For your mother’s birthday you made brunch: eggs with black beans and salsa and toasted English muffins, and she arrived in a black dress with lace straps. It was eleven o’clock in the morning. She slurred. Fucking Roger, she said, fucking guy, and sat down in my spot at the table.
You brought out the boxes of good china, unpacked them, flung the tissue paper in the garbage can. You poured three cups of tea, added cream all around and two packets of sugar to hers, slid them over. She stabbed her fork into the eggs and pushed them around the plate.
You peed your pants, she said, eight fucking years old, your first time at camp. I reached under the table and touched your knee.
Outside the window the clouds slipped by and we could hear the sound of a lawn mower. Your mother stood up with her plate. Wait, you said, and pulled the tissue paper out of the garbage can. Your eyes looked small. Now you can do it, you said. Your mother sat back down and stood up again and looked around the room. Needs a fresh coat of paint in here, she said, and scraped her plate over the garbage can and salsa and eggs slid onto the floor. You looked over at me. She named me after a little girl from a magazine ad in the fifties, either for soap or detergent, you said.
Your mother kneeled down and scooped up salsa with her hand. You turned on the taps and began to wash the china plates, teacups, saucers, bowls, then the knives and forks. I grabbed the dish towel and wiped them dry. You spread out the tissue paper and gently wrapped each piece and put them back into the boxes and stacked them on the lowest shelf of the breakfront.
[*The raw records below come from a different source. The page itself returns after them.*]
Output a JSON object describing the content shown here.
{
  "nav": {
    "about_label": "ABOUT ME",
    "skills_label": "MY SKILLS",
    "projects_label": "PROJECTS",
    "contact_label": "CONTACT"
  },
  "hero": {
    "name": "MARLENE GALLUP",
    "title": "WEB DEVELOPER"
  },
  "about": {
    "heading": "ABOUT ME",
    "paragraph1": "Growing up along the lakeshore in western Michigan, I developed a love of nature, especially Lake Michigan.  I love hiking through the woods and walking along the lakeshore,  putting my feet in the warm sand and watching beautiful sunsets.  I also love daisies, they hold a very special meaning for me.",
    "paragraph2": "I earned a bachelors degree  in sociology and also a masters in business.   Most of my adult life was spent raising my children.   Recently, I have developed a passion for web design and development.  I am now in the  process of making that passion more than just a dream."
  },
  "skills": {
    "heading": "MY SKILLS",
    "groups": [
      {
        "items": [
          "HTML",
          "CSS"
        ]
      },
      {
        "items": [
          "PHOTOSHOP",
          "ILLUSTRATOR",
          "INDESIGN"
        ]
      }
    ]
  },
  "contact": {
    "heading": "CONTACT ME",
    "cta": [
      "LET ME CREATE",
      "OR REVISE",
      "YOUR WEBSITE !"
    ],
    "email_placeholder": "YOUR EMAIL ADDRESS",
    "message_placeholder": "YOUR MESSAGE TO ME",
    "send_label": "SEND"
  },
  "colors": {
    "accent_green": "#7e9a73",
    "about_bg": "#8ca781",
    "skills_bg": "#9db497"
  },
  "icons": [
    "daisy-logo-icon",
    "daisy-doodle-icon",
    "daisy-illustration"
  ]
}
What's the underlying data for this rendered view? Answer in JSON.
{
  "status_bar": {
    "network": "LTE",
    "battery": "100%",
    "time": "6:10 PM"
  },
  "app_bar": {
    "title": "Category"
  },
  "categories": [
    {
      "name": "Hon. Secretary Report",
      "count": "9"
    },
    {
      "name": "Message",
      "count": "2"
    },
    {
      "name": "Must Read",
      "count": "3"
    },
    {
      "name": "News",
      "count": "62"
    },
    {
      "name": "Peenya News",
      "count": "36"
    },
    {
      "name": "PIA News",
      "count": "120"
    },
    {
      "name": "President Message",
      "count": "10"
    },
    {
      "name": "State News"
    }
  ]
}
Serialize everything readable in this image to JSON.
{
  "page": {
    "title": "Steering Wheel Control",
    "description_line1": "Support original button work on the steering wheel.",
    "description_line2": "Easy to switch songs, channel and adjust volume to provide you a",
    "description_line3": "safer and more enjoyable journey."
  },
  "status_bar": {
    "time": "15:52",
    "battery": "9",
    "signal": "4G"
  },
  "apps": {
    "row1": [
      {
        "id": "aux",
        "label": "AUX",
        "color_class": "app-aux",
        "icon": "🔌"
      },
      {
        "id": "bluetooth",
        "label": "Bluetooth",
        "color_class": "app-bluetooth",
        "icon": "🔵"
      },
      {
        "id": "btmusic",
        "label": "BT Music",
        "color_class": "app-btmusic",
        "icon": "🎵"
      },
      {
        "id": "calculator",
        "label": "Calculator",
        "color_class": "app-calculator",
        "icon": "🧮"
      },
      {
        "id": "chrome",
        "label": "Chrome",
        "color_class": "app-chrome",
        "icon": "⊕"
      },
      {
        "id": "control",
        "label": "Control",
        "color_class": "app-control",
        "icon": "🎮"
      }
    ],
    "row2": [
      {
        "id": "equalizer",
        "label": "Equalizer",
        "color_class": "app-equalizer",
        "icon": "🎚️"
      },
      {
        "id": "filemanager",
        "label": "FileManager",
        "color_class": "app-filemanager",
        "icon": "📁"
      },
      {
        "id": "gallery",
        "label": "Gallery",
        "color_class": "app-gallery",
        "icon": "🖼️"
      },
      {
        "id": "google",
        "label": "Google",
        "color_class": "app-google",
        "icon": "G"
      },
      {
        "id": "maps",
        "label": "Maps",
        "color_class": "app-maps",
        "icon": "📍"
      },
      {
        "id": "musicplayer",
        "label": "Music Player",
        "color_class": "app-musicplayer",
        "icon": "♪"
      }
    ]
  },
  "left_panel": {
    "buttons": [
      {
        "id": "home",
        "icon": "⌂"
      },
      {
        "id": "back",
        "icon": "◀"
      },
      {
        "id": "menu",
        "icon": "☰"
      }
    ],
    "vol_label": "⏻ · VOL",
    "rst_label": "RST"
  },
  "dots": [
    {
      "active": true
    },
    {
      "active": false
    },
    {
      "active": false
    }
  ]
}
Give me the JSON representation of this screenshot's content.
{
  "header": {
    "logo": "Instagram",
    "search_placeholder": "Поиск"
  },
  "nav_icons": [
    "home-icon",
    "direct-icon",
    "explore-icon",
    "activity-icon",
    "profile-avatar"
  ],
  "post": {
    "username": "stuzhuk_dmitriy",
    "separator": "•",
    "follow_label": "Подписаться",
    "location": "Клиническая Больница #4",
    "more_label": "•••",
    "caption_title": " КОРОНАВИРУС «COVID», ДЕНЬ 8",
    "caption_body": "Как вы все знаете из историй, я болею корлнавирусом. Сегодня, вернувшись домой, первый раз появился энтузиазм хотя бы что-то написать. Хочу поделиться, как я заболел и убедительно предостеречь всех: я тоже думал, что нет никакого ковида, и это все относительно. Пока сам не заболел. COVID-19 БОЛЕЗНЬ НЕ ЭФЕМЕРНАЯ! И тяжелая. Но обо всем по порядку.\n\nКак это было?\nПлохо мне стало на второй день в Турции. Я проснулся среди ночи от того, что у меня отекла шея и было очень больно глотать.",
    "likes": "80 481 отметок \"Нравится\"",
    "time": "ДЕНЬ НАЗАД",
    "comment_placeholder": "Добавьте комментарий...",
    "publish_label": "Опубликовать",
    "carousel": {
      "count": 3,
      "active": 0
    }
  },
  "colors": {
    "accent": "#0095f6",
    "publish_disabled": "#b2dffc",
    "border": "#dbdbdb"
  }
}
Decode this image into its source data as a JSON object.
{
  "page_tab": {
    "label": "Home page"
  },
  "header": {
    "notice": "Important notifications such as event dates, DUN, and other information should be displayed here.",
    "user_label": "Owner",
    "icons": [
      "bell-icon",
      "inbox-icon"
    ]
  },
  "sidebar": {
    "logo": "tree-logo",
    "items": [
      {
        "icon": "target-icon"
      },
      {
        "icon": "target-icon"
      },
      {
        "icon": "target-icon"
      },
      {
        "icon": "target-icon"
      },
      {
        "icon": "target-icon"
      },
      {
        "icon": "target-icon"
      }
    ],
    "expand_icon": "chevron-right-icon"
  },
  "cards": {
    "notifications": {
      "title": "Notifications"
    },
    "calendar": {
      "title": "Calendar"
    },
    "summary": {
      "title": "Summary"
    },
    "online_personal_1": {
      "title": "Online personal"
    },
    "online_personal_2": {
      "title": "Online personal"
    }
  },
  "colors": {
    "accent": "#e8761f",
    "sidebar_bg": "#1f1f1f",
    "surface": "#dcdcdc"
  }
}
Your mother said, I want to go for a run with the dogs, and she pulled the window curtains shut.